Keeping the supply chain tense to breaking point due to acute shortage of truck drivers, the government on Friday said 200 military tanker personnel, of whom 100 are drivers, will complete their training over the weekend and start deliveries on Monday.
Defense Minister Ben Wallace said, “While the situation is stabilizing, our armed forces are there to fill any critical vacancies and help the country move forward by supporting industry to help the country move forward.” ”
Labor shortages in many sectors in the wake of Brexit and the COVID-19 pandemic have thrown some sectors of the economy into disarray, disrupting fuel and medicine deliveries and leaving more than 100,000 pigs stuck in farms.
Retailers said more than 2,000 gas stations were dry, and Reuters reporters in London and southern England said dozens of pumps were still closed.
‘Totally fed up’
Often lines of angry drivers rushed to the gas stations that were still open in London.
“I am completely, completely fed up. Why isn’t the country ready for anything?” Afghanistan-born Ata Uriyakhil, 47, was the first to line up more than 40 cars outside a closed supermarket petrol station in Richmond.
“When’s this going to end?” Uriyakhil said. “Politicians are not able to do their job properly. The government should have been prepared for this crisis. It is just incompetence.”
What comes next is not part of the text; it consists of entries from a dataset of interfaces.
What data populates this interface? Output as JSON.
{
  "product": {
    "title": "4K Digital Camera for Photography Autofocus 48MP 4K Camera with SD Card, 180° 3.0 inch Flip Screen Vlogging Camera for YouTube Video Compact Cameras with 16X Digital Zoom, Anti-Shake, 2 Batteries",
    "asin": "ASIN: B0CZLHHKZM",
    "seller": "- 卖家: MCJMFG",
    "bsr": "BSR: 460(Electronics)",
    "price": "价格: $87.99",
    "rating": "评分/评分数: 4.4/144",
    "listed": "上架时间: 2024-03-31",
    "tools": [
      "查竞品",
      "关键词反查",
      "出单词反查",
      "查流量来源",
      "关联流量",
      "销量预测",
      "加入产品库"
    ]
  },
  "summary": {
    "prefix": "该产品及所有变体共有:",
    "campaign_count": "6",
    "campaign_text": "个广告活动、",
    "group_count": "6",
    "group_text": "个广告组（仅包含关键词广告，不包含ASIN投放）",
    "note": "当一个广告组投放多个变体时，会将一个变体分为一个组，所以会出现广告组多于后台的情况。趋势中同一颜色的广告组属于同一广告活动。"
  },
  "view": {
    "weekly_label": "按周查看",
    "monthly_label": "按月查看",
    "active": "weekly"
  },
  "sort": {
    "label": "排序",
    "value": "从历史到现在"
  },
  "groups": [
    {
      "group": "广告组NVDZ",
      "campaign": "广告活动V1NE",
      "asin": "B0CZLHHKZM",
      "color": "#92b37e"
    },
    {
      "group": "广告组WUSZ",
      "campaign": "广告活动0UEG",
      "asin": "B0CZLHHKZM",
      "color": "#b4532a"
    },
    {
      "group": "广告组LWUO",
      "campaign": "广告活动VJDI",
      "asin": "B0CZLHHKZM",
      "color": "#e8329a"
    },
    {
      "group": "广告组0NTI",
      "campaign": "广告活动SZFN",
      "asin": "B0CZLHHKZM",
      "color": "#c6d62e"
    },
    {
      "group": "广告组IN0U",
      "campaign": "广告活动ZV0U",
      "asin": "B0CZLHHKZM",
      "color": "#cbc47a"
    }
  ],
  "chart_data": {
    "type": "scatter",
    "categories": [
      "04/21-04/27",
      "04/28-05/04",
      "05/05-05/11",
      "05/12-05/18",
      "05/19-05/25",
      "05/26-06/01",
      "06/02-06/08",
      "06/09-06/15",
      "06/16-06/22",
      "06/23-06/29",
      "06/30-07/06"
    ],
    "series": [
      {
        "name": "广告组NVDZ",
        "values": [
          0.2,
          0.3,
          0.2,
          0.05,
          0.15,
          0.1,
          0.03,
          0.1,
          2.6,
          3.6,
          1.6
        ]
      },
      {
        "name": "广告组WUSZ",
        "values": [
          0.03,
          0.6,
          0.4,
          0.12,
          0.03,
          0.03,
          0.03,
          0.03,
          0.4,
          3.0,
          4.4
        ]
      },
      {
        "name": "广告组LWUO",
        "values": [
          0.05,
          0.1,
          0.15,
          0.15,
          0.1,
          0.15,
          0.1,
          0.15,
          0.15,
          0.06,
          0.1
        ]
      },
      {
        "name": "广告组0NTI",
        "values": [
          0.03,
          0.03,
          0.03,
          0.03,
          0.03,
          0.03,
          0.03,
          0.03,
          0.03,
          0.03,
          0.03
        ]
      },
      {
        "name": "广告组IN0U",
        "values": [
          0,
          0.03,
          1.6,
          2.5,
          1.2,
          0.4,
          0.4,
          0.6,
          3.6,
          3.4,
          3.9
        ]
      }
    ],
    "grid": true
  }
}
Uriakhil said it has lost about 20% of its normal earnings this week as it waits for fuel instead of picking up customers.
The Petrol Retailers Association (PRA) said on Friday that 26% of the pumps were dry, 27% had just one fuel type in stock and 47% had enough petrol and diesel, the Petrol Retailers Association (PRA) said on Friday.
“Independents, who total 65% of the entire network, are not getting enough fuel deliveries compared to other areas such as supermarkets,” PRA executive director Gordon Balmer told Reuters.
Ministers say the world is facing a global shortage of truck drivers and they are working to ease the crisis. They deny that Britain’s departure from the bloc is the result of an EU labor exodus, and dismiss concerns the country is heading towards a winter of shortages and power cuts.
Although there is a shortage of truck drivers in other countries, EU members have not seen fuel shortages.
The Conservative government this week changed behavior on migrant workers to allow some foreign workers to drive trucks and come in for three months to fill gaps in the poultry sector.
In addition, farmers are warning that tens of thousands of pigs could be killed by a shortage of butchers and slaughterhouse workers.
The pig industry told retailers to continue buying local pork and not to cheapen EU products, saying business would collapse and livestock would be killed if producers were not given immediate support.
The pandemic and Britain’s post-Brexit immigration rules combined to hit the meat processing industry have resulted in a 25% drop in weekly slaughter of pigs, which was already struggling for workers.
“As a result of labor supply issues at pork processing plants, we currently have an estimated 120,000 pigs on UK pig farms that should have gone to slaughter,” the National Pig Association said in a letter to retailers.
“For some the only option would be to raise pigs on the farm.”
The pig union said it appeared to have reached an impasse, despite efforts to persuade the government to ease immigration rules.